This tool uses a SWR of 4% by default. You can make it higher or lower under the 'assumptions' accordion. Here are some other interesting takes on SWR:

The Trinity Study4%Study that popularized the '4% rule' originally proposed by William Bengen.
Retirement Researcher3.94% (US)Historical SWR by investment allocation and country.
Mad Fientist3.5% - 5.5%Adaptive SWR for early retirees (longer than 30 years), depending on market valuations.
Financial Samurai0.5%Government bond only portfolio in a low interest rate environment.

ROI Assumptions

The default return assumption for this calculator is 6.11%. This is based off the inflation-adjusted historic return of the S&P 500 index adjusted downward by a 15% capital gains tax rate and a 0.03% expense ratio.

Feel free to adjust the sliders in the assumptions accordion.
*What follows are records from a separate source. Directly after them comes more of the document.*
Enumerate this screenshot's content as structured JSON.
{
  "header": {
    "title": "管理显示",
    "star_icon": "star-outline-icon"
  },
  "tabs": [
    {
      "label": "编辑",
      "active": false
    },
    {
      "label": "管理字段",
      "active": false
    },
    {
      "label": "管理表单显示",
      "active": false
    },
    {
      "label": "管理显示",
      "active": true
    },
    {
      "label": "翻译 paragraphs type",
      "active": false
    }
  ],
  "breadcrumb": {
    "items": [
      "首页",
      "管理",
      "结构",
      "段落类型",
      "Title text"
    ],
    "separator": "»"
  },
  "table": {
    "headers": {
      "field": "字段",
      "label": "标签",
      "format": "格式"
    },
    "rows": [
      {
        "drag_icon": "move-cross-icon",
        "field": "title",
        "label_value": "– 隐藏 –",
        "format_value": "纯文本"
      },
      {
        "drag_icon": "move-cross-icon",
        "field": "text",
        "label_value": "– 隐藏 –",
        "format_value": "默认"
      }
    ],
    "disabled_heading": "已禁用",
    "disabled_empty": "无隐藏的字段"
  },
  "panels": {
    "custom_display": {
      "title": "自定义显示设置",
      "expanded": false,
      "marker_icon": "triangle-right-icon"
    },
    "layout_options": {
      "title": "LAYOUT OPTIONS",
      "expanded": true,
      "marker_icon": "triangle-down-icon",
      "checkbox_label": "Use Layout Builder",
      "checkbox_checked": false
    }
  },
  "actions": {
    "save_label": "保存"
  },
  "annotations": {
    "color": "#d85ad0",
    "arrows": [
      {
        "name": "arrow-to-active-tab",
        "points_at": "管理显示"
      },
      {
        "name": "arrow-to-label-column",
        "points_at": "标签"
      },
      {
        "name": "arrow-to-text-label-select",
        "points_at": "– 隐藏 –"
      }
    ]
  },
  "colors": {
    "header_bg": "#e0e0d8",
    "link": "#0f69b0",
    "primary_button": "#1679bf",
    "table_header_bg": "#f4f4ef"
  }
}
  • Changing the SWR slider changes how much wealth you'll need to accumulate to reach financial independence.
  • Changing the ROI slider affects the how much every dollar you spend increases the amount of time required to reach that wealth goal.


Clearly, many things are worth their cost. That's for you to decide. You may or may not be tempted by the 40 seconds of financial independence you gain by picking up a penny off the ground and investing it, or from the 16 minutes and 50 seconds you get from doing the same with a quarter. Either way, hopefully now when you decide to part with your hard-earned money, you'll have a better idea of what you're giving up!

  1. Late one night in New Hampshire I just got off of a flight from Denver and was starving. I busted into the closest McDonald's I could find and boldly declared "Two Hot 'n Spicys, please!". The very Bostonian man behind the counter looked up at me, perplexed, and said "Two what?". "Hot n Spicys?" I said, much less confidently. I looked up at the menu and to my horror, in the place of the Hot n' Spicy on the Dollar Menu was just the word "McChicken". "Ummm... two McChickens". So I ate the two bland chicken sandwiches.. meh. I learned later that the Hot n’ Spicy McChicken is a regional delicacy those who don't live in certain parts of the south and southwestern United States will have to travel to appreciate. This is what you're missing out on.